That’s part of the reason behind the Chapter 7 bankruptcy filing of Florida Stage, a Florida-based professional theater company. Florida stage stood out somewhat among its peers because it was founded with the goal of producing only new American work. Under Chapter 7 bankruptcy proceedings, a court appoints a trustee to liquidate a distressed business’ assets and divide the proceeds among the business’ creditors. After the process is over, neither the business nor the business’s debts exist any longer.
The Florida Stage board of trustees voted for bankruptcy protection after a steep reduction in subscription sales for the 2011-2012 season, a lack of interest in its summer production and the failure of its recent fundraising efforts, all of which left the company $1.5 million in debt. Michael Schultz, the co-chairman of the board, said the theater’s troubles began when the national economy crashed in 2008.
Nationally, ticket sales to many movies have been lower than expected and some singers have cut back on concert dates because of a lack of interest. Even some casinos have reported fewer customers. Entertainment options are also feeling the sting of a high unemployment rate among teenagers and young people. Without summer jobs, young adults do not have the discretionary income to spend on traditional summer pastimes like sporting events and shows. Such cash flow often provides the bread and butter of many entertainment sources.

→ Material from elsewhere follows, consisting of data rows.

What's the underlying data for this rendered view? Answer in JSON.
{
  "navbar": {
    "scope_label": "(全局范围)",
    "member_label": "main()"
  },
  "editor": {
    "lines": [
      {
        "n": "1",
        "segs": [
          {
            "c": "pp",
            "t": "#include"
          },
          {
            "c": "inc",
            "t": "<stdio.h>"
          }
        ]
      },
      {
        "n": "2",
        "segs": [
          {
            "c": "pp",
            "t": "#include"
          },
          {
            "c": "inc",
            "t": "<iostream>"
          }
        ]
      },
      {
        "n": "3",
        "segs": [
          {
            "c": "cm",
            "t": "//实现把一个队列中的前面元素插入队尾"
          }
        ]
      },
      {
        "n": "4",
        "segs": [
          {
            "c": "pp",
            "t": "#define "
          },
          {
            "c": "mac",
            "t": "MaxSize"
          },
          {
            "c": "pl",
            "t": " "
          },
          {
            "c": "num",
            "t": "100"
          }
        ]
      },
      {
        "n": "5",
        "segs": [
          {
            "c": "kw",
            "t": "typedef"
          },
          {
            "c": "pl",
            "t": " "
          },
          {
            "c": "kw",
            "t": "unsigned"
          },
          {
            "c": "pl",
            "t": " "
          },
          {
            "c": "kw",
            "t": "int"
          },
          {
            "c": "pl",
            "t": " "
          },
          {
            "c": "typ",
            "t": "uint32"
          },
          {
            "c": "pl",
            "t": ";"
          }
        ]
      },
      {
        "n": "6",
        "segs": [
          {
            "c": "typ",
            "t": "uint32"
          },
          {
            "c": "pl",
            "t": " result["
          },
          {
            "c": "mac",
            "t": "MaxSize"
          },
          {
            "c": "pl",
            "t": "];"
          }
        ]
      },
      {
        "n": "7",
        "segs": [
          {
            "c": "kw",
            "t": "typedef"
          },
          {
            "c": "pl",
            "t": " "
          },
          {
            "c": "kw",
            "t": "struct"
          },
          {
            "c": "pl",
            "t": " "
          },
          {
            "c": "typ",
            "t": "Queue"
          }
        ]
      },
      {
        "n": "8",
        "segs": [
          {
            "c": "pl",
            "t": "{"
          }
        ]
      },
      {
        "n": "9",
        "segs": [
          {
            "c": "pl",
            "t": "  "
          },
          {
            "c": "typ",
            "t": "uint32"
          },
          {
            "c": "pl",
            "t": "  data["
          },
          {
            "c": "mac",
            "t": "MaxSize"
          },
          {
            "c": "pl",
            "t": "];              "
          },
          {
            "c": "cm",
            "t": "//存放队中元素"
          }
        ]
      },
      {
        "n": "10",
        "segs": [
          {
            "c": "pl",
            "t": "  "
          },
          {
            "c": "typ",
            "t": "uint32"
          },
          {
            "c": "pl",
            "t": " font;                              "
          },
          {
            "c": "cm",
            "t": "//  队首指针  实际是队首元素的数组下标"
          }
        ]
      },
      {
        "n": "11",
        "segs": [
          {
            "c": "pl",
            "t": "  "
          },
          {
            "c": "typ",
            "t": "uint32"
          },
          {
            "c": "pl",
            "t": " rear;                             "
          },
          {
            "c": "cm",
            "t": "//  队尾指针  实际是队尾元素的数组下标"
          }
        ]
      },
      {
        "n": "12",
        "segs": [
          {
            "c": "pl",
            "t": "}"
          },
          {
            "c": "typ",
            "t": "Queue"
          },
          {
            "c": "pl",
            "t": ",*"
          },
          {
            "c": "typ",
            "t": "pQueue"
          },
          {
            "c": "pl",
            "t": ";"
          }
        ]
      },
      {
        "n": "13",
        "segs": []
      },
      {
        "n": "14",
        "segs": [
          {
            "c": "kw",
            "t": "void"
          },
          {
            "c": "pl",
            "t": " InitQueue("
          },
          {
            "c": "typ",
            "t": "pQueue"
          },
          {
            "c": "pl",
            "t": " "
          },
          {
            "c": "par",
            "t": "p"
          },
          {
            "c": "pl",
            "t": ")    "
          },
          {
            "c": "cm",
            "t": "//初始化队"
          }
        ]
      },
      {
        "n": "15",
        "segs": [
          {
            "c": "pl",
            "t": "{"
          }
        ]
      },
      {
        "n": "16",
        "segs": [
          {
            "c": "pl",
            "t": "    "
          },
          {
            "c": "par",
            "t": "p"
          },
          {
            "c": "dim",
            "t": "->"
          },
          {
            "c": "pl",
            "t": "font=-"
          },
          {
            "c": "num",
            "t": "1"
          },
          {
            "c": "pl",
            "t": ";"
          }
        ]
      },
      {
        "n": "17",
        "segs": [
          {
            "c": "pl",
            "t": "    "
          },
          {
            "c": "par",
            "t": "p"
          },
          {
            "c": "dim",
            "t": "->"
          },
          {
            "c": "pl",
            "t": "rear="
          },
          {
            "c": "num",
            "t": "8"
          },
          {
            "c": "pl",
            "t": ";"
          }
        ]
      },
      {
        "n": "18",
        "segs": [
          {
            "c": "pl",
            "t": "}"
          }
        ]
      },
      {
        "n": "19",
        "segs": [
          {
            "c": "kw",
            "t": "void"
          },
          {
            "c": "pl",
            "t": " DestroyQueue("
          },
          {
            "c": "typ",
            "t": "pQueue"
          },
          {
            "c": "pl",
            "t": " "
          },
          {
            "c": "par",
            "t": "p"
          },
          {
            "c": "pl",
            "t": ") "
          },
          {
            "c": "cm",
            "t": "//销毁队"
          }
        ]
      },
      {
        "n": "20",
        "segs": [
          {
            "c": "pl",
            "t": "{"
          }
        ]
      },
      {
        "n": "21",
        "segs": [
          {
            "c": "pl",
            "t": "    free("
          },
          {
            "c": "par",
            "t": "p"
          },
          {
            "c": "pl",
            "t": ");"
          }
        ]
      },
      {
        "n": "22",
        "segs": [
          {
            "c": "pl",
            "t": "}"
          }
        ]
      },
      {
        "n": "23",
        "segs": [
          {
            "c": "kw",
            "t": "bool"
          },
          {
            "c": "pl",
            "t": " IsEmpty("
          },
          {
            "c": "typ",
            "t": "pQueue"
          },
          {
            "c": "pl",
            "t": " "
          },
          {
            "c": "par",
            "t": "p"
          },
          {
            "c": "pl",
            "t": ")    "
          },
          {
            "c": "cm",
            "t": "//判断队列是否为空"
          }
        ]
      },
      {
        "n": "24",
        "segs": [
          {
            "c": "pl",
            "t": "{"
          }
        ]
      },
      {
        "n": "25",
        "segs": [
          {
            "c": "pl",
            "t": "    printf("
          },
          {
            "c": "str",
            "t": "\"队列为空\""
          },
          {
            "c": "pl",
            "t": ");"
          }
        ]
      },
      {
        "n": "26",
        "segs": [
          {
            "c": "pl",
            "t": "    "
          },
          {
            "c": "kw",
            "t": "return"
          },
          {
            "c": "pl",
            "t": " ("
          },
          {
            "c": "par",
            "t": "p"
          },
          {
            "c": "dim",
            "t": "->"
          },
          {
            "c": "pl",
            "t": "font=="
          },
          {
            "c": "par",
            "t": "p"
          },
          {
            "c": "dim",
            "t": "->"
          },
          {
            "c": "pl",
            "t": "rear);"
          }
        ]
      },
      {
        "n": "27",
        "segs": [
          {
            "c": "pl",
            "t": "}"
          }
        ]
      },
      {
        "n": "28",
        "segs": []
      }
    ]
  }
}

Source: Broadwayworld.com, “Florida Stage Files For Chapter 7 Bankruptcy Protection,” Beau Higgins, 7 June 2011.